Are we alone? (Tufts University) Not all college application questions are open-ended, but this one from Tufts proposes a question that has been asked for centuries. Although there may be no definitive answer as to whether life exists elsewhere in the universe, applicants are asked to make their best attempt. Believers and skeptics alike are placed on the same playing field with this question, asking them to think outside of the box to reach a conclusion about one of the most daunting questions in science. Individuals can also interpret the question as an opportunity to examine their existence and identity. Attach a small photograph of something important to you and explain its significance. (Stanford) Pictures are worth a thousand words, and Stanford asks its applicants to submit a few hundred about one that has a special significance. Not all individuals are professional photographers, but people typically have an old picture lying around that captures a worthwhile memory. Elaborating on a photo can show college administrators what makes an applicant unique. How do you feel about Wednesday? (University of Chicago) Wednesday is commonly referred to as the hump of the week. After it passes, individuals can look forward to the weekend. However, not everyone shares the same opinion on the matter, and the University of Chicago asks individuals to provide details on their view of Wednesday.

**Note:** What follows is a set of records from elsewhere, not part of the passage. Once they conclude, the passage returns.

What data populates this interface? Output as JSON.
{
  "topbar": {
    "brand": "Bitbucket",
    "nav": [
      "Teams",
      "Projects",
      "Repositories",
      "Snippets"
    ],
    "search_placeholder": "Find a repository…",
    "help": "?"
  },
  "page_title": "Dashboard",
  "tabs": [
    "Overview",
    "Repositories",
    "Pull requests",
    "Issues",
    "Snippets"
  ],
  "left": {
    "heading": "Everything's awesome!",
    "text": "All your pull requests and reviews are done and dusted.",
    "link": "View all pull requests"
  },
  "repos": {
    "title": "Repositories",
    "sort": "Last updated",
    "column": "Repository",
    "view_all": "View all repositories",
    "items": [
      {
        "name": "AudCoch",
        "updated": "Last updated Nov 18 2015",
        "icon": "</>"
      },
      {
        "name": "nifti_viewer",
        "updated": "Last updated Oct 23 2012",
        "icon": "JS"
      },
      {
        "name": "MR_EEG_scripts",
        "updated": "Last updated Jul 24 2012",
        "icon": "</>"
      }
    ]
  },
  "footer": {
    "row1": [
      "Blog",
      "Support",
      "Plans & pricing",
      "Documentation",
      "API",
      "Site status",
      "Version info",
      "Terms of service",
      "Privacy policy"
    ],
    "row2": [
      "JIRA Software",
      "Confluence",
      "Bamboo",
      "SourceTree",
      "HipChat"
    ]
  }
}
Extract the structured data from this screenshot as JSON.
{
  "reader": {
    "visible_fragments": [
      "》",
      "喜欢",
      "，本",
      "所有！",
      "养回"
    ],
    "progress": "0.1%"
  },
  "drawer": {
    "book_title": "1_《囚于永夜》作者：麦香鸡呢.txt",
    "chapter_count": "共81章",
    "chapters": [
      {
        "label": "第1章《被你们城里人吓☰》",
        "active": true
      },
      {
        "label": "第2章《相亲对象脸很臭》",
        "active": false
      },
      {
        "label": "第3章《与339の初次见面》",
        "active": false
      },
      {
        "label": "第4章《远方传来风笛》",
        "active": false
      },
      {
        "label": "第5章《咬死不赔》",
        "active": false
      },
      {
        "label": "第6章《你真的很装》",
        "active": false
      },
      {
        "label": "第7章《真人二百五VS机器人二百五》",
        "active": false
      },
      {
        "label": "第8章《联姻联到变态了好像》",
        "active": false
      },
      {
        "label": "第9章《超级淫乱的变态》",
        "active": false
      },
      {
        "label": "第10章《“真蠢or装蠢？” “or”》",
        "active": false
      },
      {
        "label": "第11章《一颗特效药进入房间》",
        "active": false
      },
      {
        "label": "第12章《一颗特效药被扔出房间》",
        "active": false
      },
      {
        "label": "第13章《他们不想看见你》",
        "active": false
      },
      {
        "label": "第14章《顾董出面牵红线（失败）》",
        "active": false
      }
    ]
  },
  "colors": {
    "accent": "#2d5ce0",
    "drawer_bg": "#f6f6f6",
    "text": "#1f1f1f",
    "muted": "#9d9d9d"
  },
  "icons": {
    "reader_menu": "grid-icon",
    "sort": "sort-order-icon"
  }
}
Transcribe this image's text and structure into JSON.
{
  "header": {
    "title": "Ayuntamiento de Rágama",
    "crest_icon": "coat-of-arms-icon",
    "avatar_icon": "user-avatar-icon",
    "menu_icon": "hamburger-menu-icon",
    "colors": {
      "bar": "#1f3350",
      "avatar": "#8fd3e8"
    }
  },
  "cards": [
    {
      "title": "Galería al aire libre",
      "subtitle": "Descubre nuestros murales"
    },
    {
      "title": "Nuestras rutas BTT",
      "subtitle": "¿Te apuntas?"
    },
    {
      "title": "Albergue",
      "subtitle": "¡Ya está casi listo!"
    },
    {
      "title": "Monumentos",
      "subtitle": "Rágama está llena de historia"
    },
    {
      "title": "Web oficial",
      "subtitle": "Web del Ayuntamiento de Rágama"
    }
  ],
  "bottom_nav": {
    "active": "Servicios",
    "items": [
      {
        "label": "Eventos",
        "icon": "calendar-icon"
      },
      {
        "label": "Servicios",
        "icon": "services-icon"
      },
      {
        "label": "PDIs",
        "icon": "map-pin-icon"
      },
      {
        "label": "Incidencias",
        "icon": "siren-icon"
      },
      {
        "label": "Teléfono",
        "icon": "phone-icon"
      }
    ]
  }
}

It may just be another day of the week, but for applicants, an extensive answer can increase the chances of acceptance.